There are as many ways of being a woman as there are women in the world.
There is so much that unites all women: our shared joys, our unique experiences, and the challenges we face in a patriarchal world. These are often increased and impacted by our other identities such as race, sexuality, and disabilities. We are all multifaceted people who go beyond a simple sentence summarising womanhood. A rigid, simplistic definition both limits and reduces our womanhood.
A woman is someone who identifies as a woman. Many women are cisgender (often written as cis), and this means the gender they were assigned at birth matches their gender identity. Some women are transgender (often written as trans), and this means that the gender they were assigned at birth didn't match their gender identity.
Cis women and trans women are women – it’s as simple as that.
Why do we use terms like ‘women and people who menstruate’ and ‘women and pregnant people’ rather than simply saying ‘women’?
Not everyone who experiences these things are women.
In the case of people who menstruate, not all cis women experience periods – they may have had a hysterectomy or other surgical interventions, or may be living with a condition that means they aren’t menstruating. There are also people who menstruate who aren’t women including some trans men and some non-binary people.
Similarly, not all women will go through pregnancy, and not everyone who experiences pregnancy is a woman – some trans men and non-binary people can and do get pregnant.
By using terms such as ‘women and people who menstruate’ or ‘women and pregnant people’, we don’t isolate women who do not menstruate or experience pregnancy, and we include those who aren’t women that do. Using more inclusive language doesn’t exclude anyone. In coming together, women can all put our collective strength towards the shared challenges faced by women – navigating a patriarchal world that creates barriers around healthcare, education, and employment
What about women’s spaces? Shouldn’t we protect those?
There is sometimes talk of women’s spaces being ‘under threat’ and often this focuses on trans women accessing spaces. Trans women are women, and can & should access the women’s spaces that they need.
The real threat to women’s spaces comes from a lack of funding - in 2021, the Women’s Resource Centre found that 72% of women-centred organisations reported their income did not increase or it decreased, even though 80% of the organisations saw an increase in demand for their services in the same period. There are fewer and fewer spaces for LGBTQ+ women across the UK, both for support and for socialising.
Women's spaces also need protecting from people who want to create divides among women. A loud minority who claims to protect women’s spaces wish to create arguments about who women’s spaces are for, splintering women’s groups when we should be supporting each other.
Every LGBTQ+ woman’s experience is different, but there is so much more that unites us than divides us. The liberation that comes with learning more about who you are, the comfort in realising you are not alone and there are millions of women who feel just like you, the fun to be found in your spaces and your communities are just some of the joyful things we share as LGBTQ+ women.
What can I do to support women?
- Seek out works by a broad spectrum of women – books, articles, podcasts, music, films and TV. Diversifying the art and entertainment you enjoy can really expand your world view and bring you an insight into other communities.

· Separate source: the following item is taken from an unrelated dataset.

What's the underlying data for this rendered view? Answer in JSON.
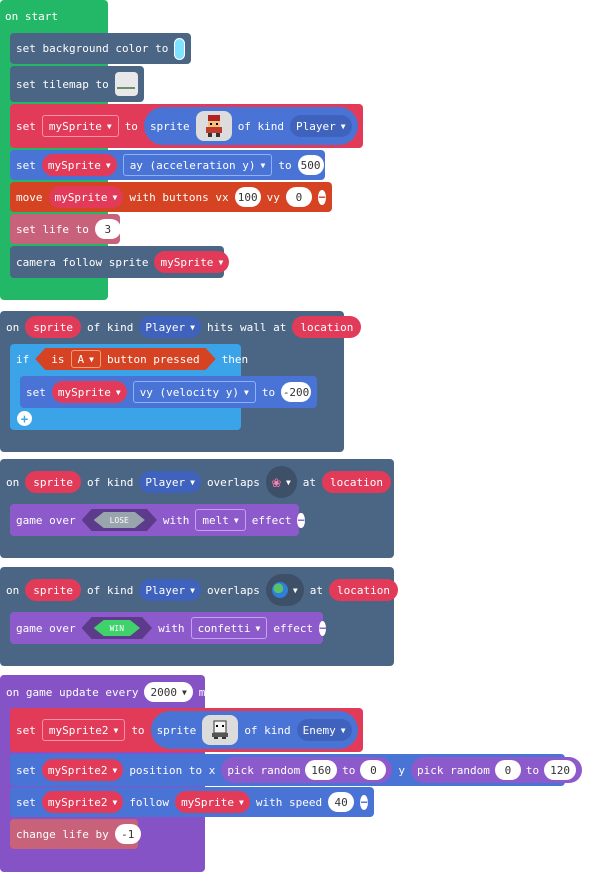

Share these works with others to celebrate the works of women!
- If you’re running a women’s space open to all communities of women, put guidelines in place to make sure all women feel included. If certain communities of women are missing from your space, explore what you can do to make it safer space for them.
- Talk to your friends. We don’t all have knowledge and understanding of what it means to be a woman and how to include all women. Share what you’ve learnt and call someone in when you need to. Calling someone ‘in’ rather than calling someone ‘out’ assumes that a person simply doesn’t know why their behaviour might be harmful. This way we can grow and learn together.
- Listen to the voices of women on issues that affect them, particularly when they talk about how their lives are impacted by other aspects of who they are. For example, Black LGBTQ+ women will have different experiences to white LGBTQ+ women, and disabled women will have different experiences to non-disabled women.
- Celebrate women! Women have always and will always have an incredible impact on the world, and we deserve to celebrate ourselves and each other.